On October 11, 2005, students from various district of California public schools filed this class action suit, in conjunction with the American Diabetes Association, in the United States District Court of the Northern District of California. The suit was filed under Section 504 of the Rehabilitation Act of 1973, Title II of the Americans with Disabilities Act, and the Individuals with Disabilities Education Act against the California Department of Education and various school districts throughout California. The plaintiffs, represented by private counsel as well as the Disability Rights Education & Defense Fund, asked the court for class action certification and an injunction compelling districts to provide all children with diabetes care to enable them to access education.

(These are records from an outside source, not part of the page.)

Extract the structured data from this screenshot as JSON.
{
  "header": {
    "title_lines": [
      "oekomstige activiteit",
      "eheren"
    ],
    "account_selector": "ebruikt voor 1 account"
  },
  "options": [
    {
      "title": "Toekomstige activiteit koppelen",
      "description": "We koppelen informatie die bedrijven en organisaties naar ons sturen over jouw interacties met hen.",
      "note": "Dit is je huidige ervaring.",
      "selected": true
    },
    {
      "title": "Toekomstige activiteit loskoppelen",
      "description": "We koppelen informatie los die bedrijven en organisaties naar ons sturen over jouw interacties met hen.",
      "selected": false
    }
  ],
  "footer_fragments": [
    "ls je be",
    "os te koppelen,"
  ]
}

The plaintiffs claimed that the school districts, often not having a full-time nurse on duty, were not providing appropriate care and management of diabetes for students with the disease. The students, who often cannot administer or monitor their own glucose levels, were either made to change their physician-mandated medical plans due to the schools' lack of resources, miss large amounts of class time while waiting in the office for a family member to come to school to administer an insulin shot, or to miss school due to lack of resources for monitoring blood sugar and administering insulin shots, among other consequences. The plaintiffs claim that this denies them a free and appropriate education in the least restrictive environment possible due to a physical disability, violating the above statutes.
By August 2007, the plaintiffs had reached settlement agreements with various parties and had dismissed the complaints against the defendants. A 2007 Legal Advisory of the California Department of Education states that the settlement agreement, among other things, requires California public schools to provide management of diabetes and administer insulin in accordance with the child's physician's management plan. The 2007 Legal Advisory also notes that school placement cannot be based on the unwillingness of a school to provide for a child with diabetes and that plans must be individualized.
In an offshoot of this litigation, American Nurses Assn. v. Torlakson (ED-CA-0009)
, a group of nurses challenged the 2007 Legal Advisory as in violation of state law. A trial and appellate court agreed, but the California Supreme Court reversed, explaining that "California law does permit trained, unlicensed school personnel to administer prescription medications, including insulin, in accordance with written statements of individual students' treating physicians, with parental consent (Ed. Code §§ 49423, 49423.6; tit. 5 §§ 600-611.)..." American Nurses Association v. Tom Torlakson, 57 Cal.4th 570 (2013), 591. The settlement therefore survived that state court challenge.
On April 20, 2012, the District Court (Judge Maxime M. Chesney) denied a motion by the plaintiff for attorney's fees and expenses for ongoing monitoring of defendants' compliance on the grounds that the court lacked jurisdiction. 2012 WL 1380243. That decision was overturned by the United States Court of Appeals for the Ninth Circuit in an opinion by Judge Nguyen on August 11, 2014, which affirmed the District Court's jurisdiction over the matter and remanded to the District Court to decide whether or not to award attorneys' fees to the plaintiffs. 762 F.3d 963.
On remand, on March 20, 2015, Judge Chesney held that attorneys fees were appropriate; the parties then settled the fee issues and the case was dismissed on July 1, 2015.Claire Lally - 10/09/2014